Report every line of the records that contains the word "title".
[Start of section]
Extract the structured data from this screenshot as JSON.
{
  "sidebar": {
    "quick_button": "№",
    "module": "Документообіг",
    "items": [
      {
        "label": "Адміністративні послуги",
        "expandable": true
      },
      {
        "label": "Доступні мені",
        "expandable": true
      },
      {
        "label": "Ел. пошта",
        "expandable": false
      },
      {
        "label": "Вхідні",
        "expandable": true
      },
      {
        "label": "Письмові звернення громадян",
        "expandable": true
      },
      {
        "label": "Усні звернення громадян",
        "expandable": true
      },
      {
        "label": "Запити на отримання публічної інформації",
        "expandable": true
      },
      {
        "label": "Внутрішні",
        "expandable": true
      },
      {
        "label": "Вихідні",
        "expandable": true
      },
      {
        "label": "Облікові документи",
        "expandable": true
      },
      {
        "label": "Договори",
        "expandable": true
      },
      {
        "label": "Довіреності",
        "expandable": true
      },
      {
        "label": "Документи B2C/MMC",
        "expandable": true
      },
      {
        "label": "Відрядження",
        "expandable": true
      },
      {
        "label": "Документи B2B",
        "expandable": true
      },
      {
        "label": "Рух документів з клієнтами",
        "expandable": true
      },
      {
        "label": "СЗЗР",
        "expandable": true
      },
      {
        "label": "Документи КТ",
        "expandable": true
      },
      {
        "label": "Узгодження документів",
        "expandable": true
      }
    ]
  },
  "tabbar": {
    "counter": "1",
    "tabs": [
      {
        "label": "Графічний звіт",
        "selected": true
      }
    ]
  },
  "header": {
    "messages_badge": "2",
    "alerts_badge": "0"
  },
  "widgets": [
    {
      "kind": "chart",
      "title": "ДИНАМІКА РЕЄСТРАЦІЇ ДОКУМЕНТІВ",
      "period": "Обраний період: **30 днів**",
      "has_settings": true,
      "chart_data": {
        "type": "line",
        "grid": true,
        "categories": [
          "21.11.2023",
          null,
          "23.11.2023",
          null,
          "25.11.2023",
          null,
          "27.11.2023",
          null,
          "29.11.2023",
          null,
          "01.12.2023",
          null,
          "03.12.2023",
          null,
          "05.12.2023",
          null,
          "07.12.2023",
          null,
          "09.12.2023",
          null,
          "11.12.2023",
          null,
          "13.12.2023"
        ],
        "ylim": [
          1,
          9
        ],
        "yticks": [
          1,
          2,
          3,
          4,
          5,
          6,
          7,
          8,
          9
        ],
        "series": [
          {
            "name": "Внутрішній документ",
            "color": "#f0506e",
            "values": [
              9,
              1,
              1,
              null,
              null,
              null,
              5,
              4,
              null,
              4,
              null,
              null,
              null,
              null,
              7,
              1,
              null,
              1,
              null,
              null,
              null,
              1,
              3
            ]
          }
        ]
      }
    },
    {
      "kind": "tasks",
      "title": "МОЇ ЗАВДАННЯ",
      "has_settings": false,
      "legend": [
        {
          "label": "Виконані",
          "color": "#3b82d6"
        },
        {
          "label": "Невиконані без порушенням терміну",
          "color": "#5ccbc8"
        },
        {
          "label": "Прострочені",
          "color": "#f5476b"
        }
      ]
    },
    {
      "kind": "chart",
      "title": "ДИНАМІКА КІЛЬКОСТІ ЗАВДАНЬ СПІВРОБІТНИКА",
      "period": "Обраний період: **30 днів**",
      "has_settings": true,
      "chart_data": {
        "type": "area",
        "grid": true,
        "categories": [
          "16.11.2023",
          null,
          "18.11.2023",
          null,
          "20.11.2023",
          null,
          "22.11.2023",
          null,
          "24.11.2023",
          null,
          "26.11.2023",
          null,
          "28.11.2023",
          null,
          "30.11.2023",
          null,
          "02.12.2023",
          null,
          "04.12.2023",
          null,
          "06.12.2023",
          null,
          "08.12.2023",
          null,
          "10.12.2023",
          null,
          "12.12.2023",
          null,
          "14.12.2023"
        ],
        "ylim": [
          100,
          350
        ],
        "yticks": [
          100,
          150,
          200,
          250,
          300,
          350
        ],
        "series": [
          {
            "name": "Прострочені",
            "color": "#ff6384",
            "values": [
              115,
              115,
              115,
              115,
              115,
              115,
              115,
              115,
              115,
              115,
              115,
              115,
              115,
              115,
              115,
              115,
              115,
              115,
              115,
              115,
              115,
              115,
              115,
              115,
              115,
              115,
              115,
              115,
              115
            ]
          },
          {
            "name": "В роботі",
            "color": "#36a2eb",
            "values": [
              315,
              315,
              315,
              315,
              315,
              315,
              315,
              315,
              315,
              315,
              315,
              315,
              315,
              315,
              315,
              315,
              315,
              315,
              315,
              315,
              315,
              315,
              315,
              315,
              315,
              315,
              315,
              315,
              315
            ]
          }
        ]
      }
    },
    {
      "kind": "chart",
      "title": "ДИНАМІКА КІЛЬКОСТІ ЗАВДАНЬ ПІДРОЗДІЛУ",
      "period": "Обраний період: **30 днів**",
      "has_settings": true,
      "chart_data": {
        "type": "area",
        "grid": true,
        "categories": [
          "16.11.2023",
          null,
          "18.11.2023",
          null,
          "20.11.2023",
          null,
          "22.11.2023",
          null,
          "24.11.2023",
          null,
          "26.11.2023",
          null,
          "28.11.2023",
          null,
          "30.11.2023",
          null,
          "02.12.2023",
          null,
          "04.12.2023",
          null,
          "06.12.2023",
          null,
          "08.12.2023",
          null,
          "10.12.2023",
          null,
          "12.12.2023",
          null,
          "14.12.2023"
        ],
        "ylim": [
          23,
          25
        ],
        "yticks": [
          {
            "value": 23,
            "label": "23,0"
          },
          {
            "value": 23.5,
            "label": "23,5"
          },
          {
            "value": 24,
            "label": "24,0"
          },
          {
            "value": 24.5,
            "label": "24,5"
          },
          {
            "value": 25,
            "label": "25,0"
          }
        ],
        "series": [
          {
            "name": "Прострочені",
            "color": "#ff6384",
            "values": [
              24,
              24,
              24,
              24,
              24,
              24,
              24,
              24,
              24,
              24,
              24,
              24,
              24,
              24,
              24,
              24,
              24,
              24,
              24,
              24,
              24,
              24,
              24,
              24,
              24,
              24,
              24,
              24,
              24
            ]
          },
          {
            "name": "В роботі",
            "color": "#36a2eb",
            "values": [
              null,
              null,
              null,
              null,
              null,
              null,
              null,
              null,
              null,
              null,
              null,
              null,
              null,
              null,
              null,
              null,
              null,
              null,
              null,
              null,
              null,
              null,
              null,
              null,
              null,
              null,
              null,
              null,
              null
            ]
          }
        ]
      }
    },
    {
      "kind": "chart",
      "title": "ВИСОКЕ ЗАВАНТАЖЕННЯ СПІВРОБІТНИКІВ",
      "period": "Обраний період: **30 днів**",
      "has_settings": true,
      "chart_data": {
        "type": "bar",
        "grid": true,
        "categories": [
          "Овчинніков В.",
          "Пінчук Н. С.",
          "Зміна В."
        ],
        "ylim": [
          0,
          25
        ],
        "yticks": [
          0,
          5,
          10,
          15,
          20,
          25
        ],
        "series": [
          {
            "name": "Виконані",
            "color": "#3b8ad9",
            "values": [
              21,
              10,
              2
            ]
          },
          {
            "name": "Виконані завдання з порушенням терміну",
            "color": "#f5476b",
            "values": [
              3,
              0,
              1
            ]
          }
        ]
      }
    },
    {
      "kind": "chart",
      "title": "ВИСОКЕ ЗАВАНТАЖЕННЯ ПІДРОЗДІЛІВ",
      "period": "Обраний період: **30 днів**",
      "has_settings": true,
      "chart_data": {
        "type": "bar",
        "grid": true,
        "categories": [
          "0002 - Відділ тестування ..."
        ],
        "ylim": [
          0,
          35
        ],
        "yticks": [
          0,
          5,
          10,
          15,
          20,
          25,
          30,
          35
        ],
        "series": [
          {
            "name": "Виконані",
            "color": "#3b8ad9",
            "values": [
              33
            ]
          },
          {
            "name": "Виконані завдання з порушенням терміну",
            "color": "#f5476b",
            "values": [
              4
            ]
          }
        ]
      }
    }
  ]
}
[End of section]
**RESULT OF THE TASK:**
      "title": "ДИНАМІКА РЕЄСТРАЦІЇ ДОКУМЕНТІВ",
      "title": "МОЇ ЗАВДАННЯ",
      "title": "ДИНАМІКА КІЛЬКОСТІ ЗАВДАНЬ СПІВРОБІТНИКА",
      "title": "ДИНАМІКА КІЛЬКОСТІ ЗАВДАНЬ ПІДРОЗДІЛУ",
      "title": "ВИСОКЕ ЗАВАНТАЖЕННЯ СПІВРОБІТНИКІВ",
      "title": "ВИСОКЕ ЗАВАНТАЖЕННЯ ПІДРОЗДІЛІВ",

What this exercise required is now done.